“It was truly a win-win situation,” Kedem Vice President Charles Herzog said in a statement to the Journal. “Food insecurity is an important issue for us. We are always looking for ways to work with our communities and help where we can, and the OU’s Kosher Food Lifeline program ensured that we were sending exactly what was needed, where it was needed. We look forward to future partnerships with KLF and its network of Kosher food pantries.”

Individuals have kosher food-access challenges for a variety of reasons, including economic issues or limited mobility to physically obtain the food. The 215 food agencies in 24 states across the country provide low-cost or free kosher food to individuals and families who struggle to access food.

“Financial strains within in the Jewish community cannot be understated,” Orthodox Union Executive Vice President Allen Fagin said in a statement to the Journal. “As the OU tackles affordability issues on a number of fronts, we recognize those in our community who struggle each day to put nutritious kosher food on the table. We must work together to support the food pantries and agencies that serve them and the OU is uniquely positioned to do so given that we are the largest global Kashrut certifier.”

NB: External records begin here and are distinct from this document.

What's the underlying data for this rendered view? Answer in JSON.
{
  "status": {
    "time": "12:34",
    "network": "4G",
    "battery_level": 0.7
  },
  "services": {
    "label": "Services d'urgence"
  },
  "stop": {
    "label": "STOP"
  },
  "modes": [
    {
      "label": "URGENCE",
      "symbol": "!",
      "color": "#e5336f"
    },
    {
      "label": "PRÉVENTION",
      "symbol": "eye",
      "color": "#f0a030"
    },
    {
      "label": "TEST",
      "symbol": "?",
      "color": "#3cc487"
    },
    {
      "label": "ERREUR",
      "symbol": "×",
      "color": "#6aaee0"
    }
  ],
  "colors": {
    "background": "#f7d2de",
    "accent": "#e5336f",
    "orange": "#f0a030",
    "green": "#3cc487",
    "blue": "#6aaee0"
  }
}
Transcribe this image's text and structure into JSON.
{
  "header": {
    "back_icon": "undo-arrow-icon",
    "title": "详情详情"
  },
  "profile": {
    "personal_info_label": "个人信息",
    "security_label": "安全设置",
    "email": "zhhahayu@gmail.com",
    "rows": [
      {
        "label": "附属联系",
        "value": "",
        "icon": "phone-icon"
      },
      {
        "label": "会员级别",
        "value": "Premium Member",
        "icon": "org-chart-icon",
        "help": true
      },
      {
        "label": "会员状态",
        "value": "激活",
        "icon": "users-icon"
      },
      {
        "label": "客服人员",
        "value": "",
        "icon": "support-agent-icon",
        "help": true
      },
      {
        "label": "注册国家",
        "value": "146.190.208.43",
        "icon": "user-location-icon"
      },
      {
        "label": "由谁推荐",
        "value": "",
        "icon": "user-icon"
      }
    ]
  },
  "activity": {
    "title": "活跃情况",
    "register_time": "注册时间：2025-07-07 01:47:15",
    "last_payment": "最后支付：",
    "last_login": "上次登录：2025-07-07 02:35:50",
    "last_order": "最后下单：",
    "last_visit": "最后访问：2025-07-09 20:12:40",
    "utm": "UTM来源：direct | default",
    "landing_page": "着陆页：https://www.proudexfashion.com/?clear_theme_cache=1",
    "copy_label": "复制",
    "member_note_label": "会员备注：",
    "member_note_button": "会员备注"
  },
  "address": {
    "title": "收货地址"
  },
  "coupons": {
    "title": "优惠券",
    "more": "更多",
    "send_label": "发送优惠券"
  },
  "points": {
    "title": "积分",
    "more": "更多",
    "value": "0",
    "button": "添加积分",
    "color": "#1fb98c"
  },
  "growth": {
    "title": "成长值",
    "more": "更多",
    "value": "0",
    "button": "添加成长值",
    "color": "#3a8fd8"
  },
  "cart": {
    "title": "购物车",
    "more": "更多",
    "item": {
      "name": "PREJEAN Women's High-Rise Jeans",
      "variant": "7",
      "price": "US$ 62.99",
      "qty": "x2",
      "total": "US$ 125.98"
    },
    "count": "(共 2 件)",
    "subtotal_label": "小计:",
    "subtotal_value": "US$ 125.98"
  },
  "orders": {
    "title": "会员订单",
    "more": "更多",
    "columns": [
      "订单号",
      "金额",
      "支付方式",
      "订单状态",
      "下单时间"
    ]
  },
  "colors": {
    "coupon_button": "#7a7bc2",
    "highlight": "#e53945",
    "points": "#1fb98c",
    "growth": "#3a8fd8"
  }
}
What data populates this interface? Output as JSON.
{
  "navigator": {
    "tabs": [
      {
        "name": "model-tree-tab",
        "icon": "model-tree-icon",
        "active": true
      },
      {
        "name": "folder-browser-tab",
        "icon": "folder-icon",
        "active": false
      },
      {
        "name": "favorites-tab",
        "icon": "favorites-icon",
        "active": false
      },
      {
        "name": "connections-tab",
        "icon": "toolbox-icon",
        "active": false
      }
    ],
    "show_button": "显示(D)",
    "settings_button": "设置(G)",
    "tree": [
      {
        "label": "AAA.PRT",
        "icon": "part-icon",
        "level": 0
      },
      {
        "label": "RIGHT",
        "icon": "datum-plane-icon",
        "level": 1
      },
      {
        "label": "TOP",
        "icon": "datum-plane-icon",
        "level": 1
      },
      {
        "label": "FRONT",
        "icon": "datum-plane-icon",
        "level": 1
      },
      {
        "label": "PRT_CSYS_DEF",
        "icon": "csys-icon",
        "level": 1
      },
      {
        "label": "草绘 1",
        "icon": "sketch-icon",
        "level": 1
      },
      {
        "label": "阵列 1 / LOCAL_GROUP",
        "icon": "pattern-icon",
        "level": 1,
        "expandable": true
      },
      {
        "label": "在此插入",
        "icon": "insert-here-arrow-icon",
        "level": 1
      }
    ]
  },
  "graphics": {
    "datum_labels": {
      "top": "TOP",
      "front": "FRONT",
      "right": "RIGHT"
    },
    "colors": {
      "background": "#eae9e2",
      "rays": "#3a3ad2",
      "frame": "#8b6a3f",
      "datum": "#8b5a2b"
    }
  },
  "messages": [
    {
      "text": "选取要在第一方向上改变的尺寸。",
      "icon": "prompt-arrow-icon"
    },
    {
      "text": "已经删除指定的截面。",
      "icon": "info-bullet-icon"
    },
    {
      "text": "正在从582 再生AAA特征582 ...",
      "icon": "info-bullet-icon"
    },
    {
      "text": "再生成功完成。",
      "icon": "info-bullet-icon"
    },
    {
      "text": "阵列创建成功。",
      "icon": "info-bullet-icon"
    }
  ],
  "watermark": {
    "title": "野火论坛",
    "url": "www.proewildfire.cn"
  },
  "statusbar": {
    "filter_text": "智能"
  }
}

“By coordinating purchases and helping corporate food donors to direct donations where they are needed, we can increase efficiency, eliminate waste, bring prices down, and hopefully, help these agencies provide more nutritious, protein-rich kosher food to those who need it most,” Kosher Food Lifeline Founding Director Allison Deal said in a statement to the Journal.